=== Section Start ===

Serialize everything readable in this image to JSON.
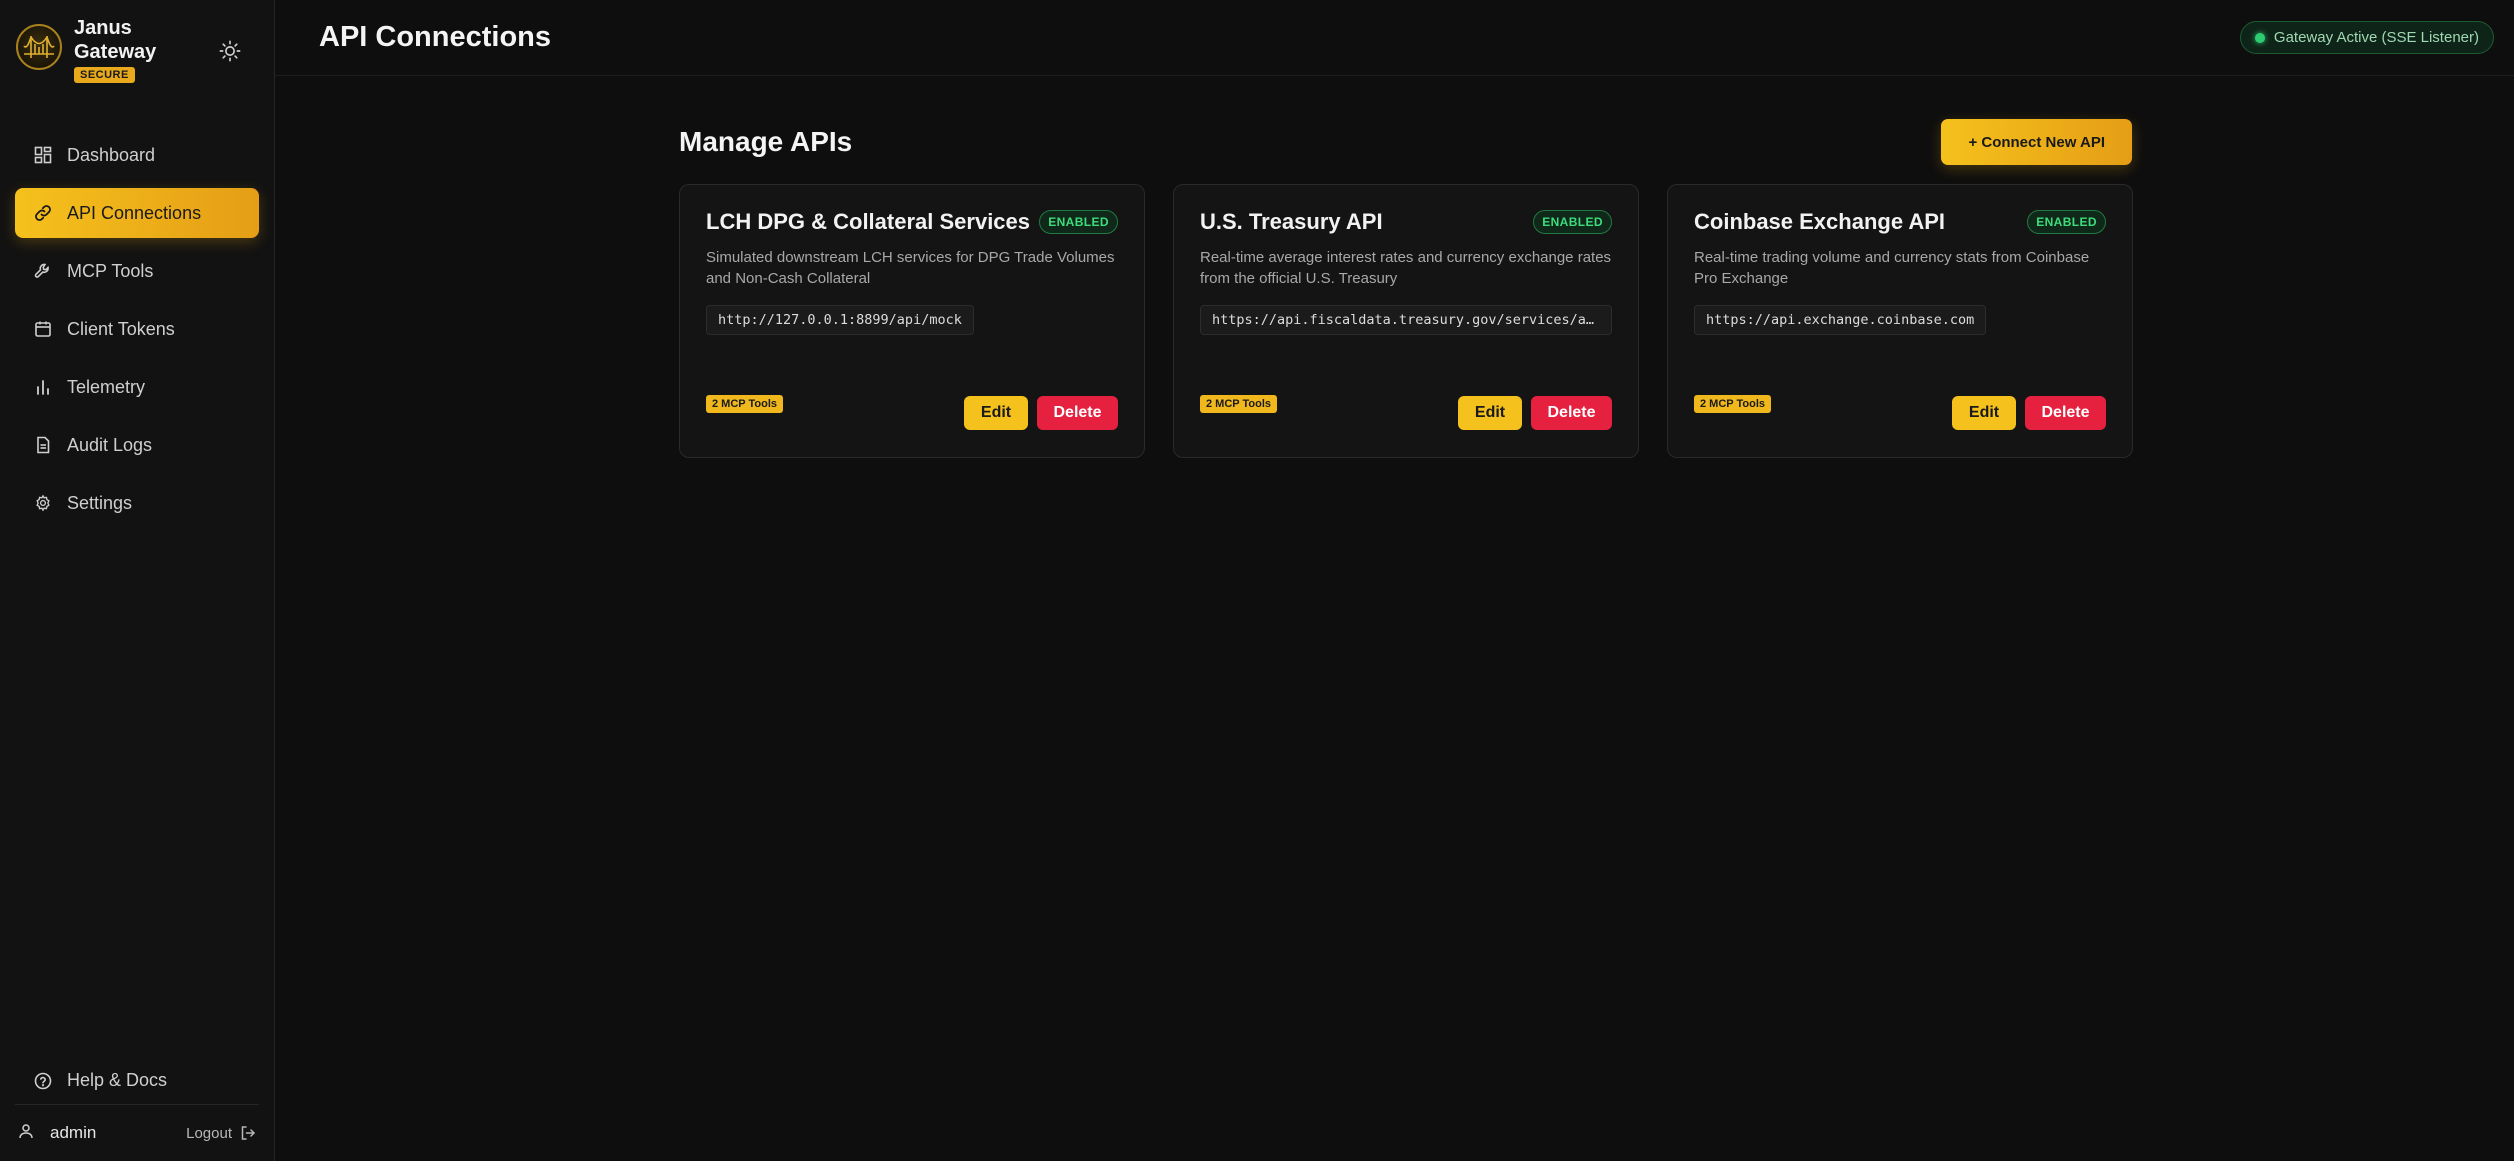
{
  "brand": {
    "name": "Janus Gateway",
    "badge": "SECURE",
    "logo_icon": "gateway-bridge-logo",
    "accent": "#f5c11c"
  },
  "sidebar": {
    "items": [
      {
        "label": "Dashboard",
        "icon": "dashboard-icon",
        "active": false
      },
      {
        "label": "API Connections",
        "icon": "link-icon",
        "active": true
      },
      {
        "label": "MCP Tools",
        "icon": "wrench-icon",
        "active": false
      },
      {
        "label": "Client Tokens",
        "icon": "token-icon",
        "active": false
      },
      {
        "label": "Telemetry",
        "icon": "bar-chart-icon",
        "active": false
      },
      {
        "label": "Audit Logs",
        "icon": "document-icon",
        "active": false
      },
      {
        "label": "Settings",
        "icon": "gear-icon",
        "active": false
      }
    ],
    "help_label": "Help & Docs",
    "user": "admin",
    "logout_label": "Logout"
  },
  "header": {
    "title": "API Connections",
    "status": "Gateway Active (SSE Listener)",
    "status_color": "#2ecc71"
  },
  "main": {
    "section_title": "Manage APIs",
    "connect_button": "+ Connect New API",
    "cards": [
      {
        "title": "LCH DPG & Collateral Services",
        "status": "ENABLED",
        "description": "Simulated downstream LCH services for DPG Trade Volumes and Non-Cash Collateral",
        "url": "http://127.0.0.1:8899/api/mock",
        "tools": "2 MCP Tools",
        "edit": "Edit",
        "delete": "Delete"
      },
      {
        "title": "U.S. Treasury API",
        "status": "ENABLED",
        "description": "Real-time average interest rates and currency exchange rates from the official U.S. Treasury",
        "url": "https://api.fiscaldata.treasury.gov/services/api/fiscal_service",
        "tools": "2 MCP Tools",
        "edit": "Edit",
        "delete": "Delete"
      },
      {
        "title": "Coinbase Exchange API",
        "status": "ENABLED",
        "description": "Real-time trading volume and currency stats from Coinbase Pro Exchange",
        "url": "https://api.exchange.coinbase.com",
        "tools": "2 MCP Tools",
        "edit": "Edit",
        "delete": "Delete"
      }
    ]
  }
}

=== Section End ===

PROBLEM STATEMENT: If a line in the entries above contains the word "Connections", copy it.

RESPONSE TO THIS EXERCISE:
        "label": "API Connections",
    "title": "API Connections",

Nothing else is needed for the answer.